For a start, the difference in cost was alarming. On the expensive night, I calculated that I drank $400 worth of wine. The very same volume of cheap plonk added up to a minuscule $12. Frightening, isn’t it? Sobering, even. I was also surprised to find the posh-drop morning-after really wasn’t too bad: only slightly sick, dull headache, a bit foggy, a bit grumpy, but back to normal by early afternoon. The $12 hangover was, without question, much worse. When I did manage finally to crawl out of bed, my head was pounding, my heart was racing, and I was breathing fire. By mid-morning, a big lump of Plasticine in my head started to dry out and harden. By mid-afternoon, I was shrouded in cold self-pity. No doubt about it. Cheap wine really is worse for you than expensive wine.

But why is there such a difference?
No one knows for sure, but the most convincing theory I’ve heard concerns that one per cent of “other stuff”. In red wines particularly, the colour and much of the taste comes in the form of grape or oak-derived polyphenols – the tannins, pigment, flavour compounds and so on. In young red wines, most of these compounds are “short-chain” polyphenols. As the wine matures in the barrel and then in the bottle, however, the compounds polymerise, forming longer chains, altering the mouth-feel of the wine, and even dropping out of solution. This is why older red wine tastes more mellow, and why you find sediment at the bottom of the bottle. The theory is that while the body readily absorbs short-chain polyphenols, making the hangover worse, longer-chain polyphenols are less readily absorbed. And this goes some way to explaining my wildly differing hangover experiences, as the cheap wines I drank were barely a year old, whereas the posh wines had spent many years maturing.
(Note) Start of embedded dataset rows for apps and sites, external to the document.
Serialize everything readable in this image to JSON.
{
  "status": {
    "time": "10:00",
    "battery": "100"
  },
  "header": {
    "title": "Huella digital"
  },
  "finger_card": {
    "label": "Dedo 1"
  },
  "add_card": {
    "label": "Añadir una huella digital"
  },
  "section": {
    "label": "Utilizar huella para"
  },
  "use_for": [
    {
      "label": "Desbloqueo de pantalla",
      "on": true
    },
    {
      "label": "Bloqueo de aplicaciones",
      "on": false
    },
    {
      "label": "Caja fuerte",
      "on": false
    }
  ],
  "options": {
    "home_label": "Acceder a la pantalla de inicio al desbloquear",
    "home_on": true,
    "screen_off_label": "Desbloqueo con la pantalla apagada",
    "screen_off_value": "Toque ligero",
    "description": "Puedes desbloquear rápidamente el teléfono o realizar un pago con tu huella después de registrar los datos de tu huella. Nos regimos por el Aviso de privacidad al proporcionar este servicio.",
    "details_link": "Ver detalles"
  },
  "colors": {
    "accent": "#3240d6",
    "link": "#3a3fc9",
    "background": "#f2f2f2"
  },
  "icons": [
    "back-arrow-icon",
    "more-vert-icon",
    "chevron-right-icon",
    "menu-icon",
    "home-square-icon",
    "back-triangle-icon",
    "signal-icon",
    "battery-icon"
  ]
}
So what you’re saying is that it’s not just a question of price – it’s a question of age.
Looks like it. Expensive wine may well give you a less severe hangover not because it’s expensive but because it’s likely to be older than the cheap plonk. All of which supports that other well-known wine-lover’s aphorism: drink less, drink better.

You can also read the article here on The Weekend Australian Magazine's website.

If you're keen to find out more about Max Allen, check out his website. He also writes for Gourmet Traveller, The Wine Magazine and various other publications around the globe.